EXERCISE: The reply should be a single number: the count of lines below that contain the word "here".

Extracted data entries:
◆ ◆ ◆ ◆

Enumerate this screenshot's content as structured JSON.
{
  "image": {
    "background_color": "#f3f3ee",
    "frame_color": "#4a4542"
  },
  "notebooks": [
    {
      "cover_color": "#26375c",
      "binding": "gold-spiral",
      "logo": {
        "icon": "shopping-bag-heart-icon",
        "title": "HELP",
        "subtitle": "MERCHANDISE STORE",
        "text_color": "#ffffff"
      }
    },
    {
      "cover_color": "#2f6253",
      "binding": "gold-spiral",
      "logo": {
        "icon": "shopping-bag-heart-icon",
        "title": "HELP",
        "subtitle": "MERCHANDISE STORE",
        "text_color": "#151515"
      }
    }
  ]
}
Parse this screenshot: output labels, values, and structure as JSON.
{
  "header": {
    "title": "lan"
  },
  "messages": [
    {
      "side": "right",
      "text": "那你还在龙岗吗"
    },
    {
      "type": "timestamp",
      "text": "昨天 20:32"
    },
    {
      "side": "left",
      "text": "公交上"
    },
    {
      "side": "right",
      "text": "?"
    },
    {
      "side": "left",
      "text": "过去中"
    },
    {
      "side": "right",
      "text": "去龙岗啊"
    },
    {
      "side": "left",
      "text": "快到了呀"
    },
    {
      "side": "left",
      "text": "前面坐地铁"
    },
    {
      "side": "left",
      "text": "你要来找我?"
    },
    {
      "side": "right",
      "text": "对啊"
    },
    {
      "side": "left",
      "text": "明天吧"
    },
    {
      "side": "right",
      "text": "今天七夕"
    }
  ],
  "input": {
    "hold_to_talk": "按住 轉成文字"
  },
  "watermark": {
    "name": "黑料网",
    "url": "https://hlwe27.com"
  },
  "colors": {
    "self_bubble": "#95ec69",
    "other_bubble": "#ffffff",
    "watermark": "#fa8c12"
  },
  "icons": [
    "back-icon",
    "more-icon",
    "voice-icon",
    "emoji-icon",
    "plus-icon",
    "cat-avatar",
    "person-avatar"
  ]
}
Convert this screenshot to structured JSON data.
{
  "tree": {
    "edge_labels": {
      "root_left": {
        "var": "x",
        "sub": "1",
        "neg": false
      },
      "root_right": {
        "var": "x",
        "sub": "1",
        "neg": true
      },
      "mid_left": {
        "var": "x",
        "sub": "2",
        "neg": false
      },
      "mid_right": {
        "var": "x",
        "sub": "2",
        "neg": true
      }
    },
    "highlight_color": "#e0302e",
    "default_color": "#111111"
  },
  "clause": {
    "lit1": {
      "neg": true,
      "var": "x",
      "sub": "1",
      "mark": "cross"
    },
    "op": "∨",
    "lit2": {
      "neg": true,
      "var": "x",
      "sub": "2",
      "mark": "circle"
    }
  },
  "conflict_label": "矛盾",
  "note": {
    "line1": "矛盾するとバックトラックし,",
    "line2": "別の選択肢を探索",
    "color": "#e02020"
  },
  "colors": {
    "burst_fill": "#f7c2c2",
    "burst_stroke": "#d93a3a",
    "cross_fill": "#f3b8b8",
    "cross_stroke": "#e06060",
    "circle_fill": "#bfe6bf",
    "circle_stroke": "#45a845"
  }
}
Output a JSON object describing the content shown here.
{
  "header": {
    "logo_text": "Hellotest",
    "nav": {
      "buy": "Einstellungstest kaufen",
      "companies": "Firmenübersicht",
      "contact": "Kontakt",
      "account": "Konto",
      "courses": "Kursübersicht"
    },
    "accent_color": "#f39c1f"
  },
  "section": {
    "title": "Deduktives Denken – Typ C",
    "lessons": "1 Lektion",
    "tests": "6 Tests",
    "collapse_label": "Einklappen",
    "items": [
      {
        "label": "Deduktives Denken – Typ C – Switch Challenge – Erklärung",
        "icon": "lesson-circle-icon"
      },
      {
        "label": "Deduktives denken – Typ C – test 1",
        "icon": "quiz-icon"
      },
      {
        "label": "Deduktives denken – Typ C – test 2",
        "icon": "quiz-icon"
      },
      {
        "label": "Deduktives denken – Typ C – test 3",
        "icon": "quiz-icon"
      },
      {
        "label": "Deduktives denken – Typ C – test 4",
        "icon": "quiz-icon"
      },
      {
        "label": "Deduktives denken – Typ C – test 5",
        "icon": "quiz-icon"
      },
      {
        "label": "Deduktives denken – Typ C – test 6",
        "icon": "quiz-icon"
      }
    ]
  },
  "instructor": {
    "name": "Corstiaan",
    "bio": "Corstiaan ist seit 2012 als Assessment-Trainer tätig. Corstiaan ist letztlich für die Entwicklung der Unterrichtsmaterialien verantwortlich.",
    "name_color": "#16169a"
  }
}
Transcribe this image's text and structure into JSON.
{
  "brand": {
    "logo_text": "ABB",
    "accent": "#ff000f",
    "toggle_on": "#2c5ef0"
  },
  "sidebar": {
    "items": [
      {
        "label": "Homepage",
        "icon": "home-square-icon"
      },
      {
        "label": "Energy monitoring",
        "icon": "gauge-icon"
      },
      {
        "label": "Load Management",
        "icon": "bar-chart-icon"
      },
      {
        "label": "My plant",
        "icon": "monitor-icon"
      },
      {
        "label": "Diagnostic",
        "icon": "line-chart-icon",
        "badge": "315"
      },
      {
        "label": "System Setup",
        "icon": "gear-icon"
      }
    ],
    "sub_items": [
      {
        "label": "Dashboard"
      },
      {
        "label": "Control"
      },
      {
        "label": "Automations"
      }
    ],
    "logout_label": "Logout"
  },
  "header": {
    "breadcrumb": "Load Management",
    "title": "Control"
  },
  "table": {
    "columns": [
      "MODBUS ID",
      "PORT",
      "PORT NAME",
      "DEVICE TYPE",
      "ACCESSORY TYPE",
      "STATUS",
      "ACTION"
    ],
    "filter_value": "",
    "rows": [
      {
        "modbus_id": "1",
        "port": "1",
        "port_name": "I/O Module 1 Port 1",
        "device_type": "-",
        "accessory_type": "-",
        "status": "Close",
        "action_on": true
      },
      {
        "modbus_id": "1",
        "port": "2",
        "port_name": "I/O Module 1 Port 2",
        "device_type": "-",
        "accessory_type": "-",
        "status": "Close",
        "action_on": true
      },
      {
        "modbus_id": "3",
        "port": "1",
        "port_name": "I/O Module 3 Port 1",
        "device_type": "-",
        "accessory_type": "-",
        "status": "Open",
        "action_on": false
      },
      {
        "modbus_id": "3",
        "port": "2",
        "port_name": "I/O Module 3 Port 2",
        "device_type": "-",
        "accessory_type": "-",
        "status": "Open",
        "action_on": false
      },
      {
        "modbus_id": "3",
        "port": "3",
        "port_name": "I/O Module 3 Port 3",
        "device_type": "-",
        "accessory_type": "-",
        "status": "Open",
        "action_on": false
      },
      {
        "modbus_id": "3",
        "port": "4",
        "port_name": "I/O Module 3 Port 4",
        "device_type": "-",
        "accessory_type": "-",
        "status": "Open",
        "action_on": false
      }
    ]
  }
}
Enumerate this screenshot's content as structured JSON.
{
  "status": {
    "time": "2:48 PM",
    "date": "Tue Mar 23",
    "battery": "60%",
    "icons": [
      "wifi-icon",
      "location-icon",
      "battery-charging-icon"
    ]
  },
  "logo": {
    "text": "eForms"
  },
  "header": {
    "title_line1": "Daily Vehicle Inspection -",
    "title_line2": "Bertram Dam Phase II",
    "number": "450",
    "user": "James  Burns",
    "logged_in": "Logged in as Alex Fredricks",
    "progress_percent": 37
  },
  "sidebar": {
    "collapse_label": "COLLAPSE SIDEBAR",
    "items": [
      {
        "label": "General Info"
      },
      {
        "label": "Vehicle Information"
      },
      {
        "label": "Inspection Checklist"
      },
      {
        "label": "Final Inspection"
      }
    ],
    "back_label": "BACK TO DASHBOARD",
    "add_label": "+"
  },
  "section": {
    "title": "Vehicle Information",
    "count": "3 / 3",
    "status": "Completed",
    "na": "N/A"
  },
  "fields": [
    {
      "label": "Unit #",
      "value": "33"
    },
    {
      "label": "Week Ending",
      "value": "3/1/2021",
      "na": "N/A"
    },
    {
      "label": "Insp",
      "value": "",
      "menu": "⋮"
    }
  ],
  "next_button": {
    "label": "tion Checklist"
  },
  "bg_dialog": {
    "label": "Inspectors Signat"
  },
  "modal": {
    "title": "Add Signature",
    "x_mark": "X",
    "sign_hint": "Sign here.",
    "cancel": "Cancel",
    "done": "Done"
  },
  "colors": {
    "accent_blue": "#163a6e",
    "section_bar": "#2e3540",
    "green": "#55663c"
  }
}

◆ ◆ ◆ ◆

ANSWER BOX: 2